WORK ORDER -
Search the records for lines with the word "name" and copy each match.

MATERIAL FOR THE TASK -
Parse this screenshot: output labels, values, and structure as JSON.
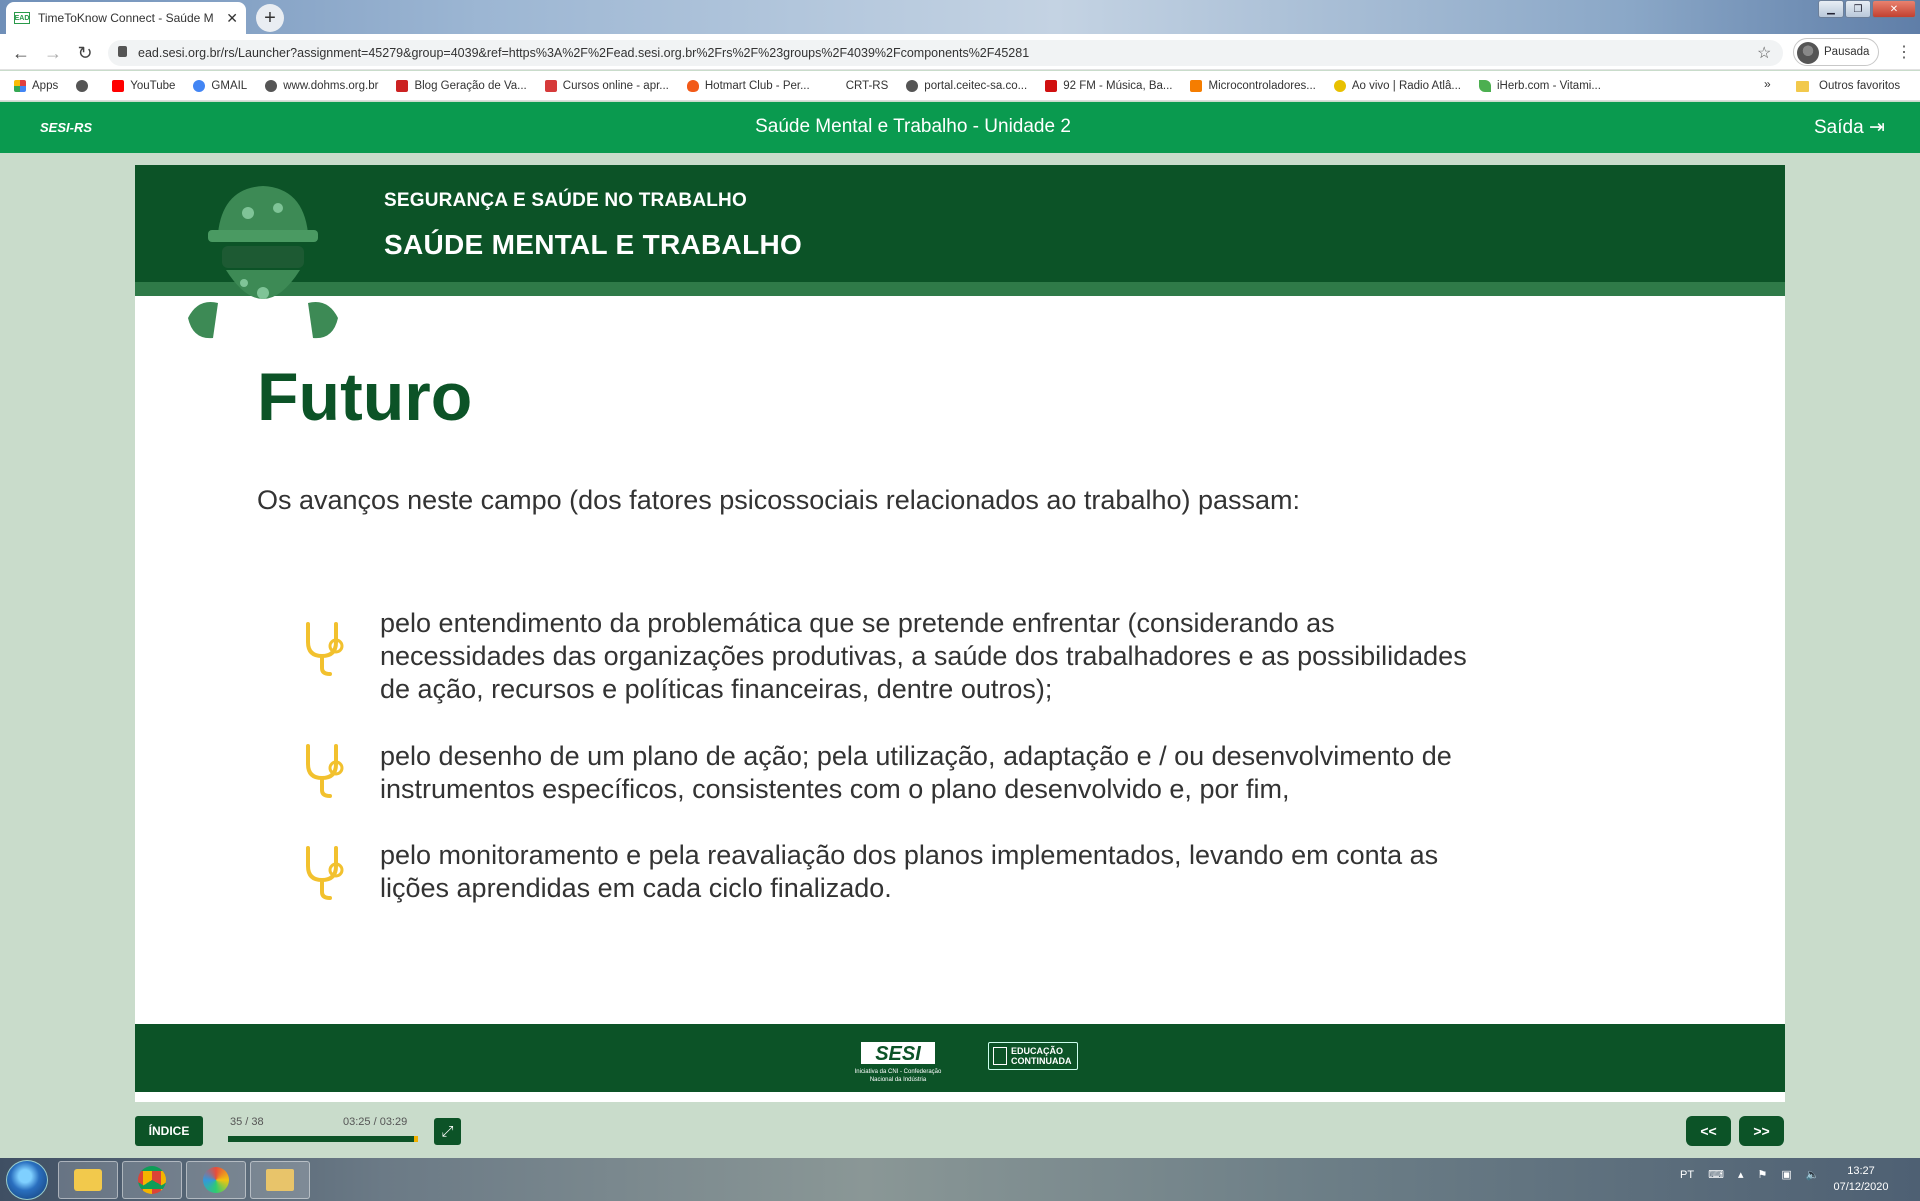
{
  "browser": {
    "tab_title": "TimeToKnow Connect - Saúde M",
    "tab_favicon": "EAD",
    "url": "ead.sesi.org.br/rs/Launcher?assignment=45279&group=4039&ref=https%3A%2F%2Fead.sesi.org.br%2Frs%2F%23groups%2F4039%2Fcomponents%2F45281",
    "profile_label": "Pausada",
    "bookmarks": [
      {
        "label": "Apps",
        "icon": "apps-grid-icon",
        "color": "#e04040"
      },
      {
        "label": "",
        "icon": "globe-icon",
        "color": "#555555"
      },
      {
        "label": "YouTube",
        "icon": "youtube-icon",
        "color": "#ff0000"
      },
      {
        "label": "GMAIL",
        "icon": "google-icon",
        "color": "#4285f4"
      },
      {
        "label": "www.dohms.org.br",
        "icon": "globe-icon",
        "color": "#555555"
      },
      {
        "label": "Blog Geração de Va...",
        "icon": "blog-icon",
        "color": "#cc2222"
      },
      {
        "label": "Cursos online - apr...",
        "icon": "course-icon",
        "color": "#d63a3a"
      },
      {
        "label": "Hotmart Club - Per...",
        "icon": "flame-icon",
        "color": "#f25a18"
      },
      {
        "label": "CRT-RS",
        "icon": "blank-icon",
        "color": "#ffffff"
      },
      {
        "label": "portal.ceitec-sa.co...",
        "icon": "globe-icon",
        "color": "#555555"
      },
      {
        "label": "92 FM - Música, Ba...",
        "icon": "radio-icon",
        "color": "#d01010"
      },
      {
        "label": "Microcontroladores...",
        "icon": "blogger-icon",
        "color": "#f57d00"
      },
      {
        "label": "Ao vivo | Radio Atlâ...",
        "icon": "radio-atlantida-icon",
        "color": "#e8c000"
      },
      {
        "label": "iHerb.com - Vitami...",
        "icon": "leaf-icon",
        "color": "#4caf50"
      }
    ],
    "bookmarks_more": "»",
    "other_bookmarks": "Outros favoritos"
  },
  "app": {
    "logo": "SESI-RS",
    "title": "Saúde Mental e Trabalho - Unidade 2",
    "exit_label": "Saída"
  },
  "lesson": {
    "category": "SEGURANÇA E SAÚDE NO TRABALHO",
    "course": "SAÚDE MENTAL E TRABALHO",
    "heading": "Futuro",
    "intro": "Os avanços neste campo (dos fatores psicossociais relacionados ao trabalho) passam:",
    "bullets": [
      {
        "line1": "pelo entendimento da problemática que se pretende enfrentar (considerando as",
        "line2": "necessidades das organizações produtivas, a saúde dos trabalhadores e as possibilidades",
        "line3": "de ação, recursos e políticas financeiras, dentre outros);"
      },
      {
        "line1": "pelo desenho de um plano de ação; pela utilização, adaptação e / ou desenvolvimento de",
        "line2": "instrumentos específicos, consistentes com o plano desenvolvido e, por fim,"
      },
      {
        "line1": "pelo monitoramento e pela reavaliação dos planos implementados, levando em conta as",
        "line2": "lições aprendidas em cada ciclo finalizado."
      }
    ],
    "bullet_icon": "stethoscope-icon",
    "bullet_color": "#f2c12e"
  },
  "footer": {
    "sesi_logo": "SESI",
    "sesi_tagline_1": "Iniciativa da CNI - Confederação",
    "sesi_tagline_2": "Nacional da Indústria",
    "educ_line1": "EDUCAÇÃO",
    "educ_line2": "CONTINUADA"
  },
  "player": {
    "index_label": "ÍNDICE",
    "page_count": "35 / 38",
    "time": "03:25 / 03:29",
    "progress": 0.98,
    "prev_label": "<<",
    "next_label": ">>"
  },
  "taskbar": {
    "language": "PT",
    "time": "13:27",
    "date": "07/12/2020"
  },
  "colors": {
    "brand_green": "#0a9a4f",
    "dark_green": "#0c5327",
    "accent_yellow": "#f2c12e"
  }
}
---
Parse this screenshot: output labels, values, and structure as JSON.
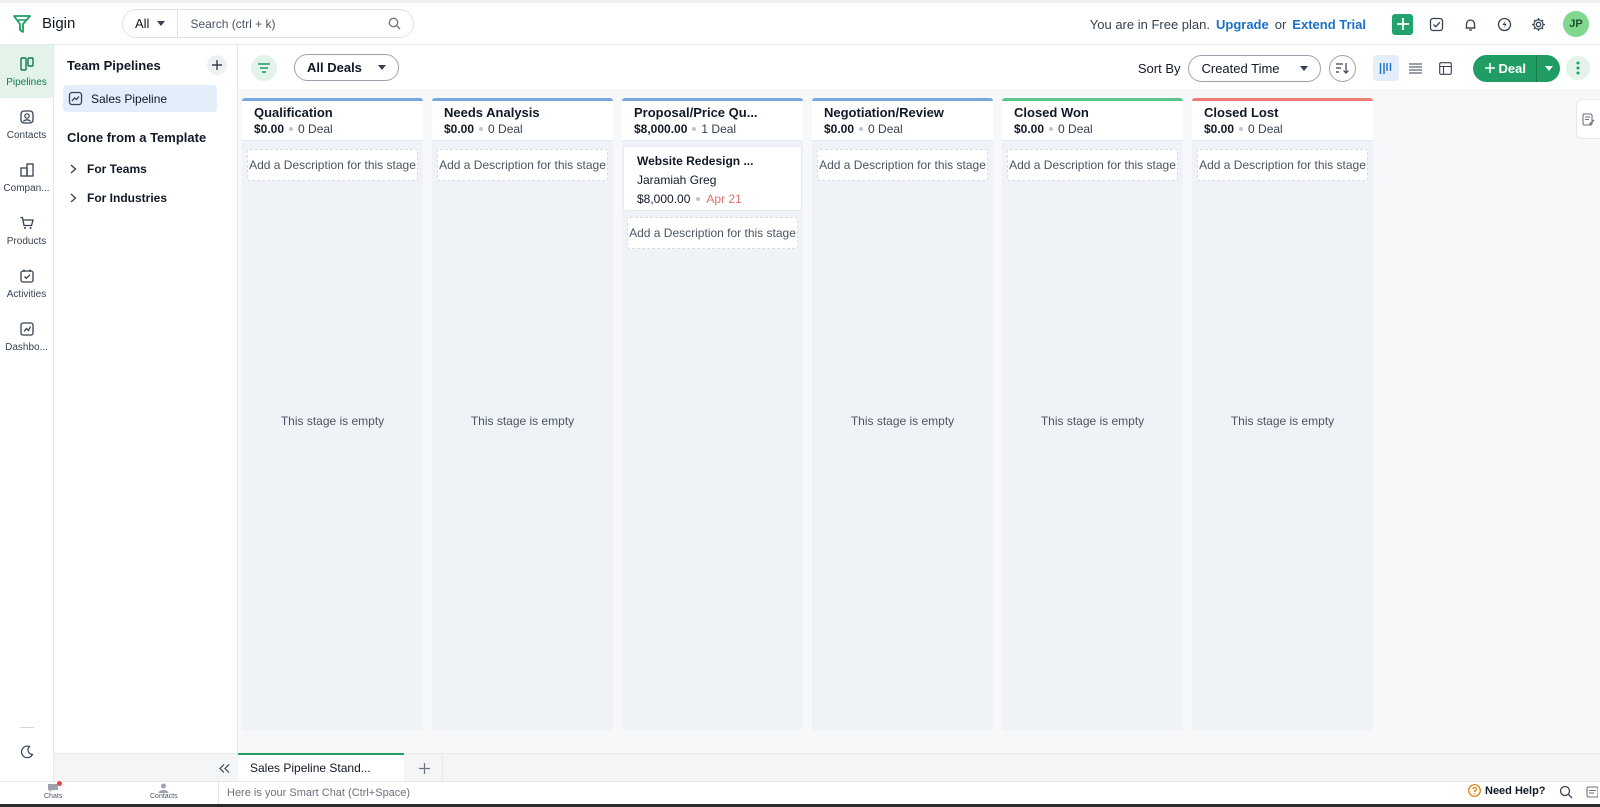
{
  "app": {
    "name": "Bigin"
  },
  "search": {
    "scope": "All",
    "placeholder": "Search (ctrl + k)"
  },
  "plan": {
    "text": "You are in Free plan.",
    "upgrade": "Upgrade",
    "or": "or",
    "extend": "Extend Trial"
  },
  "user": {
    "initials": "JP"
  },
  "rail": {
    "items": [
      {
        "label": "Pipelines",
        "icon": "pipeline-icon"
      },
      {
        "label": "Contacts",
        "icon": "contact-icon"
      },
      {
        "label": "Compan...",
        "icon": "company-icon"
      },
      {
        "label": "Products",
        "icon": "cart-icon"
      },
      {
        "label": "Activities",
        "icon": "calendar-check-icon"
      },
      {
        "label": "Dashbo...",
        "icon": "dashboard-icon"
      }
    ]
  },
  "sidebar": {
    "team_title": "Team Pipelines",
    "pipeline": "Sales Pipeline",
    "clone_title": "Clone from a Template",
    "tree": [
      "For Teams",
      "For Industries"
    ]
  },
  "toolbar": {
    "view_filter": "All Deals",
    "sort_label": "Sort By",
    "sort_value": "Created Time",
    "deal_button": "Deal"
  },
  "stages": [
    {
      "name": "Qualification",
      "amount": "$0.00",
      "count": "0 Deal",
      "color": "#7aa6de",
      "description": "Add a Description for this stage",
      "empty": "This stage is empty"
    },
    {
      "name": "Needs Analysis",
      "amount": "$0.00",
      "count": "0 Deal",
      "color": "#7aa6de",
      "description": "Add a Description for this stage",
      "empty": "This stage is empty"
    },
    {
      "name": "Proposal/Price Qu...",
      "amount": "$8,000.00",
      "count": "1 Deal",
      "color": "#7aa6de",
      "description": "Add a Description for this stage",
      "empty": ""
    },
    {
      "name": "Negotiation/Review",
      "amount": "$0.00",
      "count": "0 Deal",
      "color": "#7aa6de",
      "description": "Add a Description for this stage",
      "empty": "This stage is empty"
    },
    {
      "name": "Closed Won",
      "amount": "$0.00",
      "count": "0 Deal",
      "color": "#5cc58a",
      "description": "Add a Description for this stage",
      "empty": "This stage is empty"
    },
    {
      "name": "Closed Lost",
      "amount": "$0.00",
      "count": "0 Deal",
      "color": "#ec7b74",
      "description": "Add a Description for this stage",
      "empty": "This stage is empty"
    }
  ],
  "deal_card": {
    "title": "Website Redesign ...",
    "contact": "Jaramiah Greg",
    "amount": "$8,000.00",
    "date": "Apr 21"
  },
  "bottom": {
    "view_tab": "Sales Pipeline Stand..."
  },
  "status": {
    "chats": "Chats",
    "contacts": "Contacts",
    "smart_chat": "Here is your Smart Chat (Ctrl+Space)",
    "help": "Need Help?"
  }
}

EXERCISE SOLUTION -
    "name": "Bigin"
      "name": "Qualification",
      "name": "Needs Analysis",
      "name": "Proposal/Price Qu...",
      "name": "Negotiation/Review",
      "name": "Closed Won",
      "name": "Closed Lost",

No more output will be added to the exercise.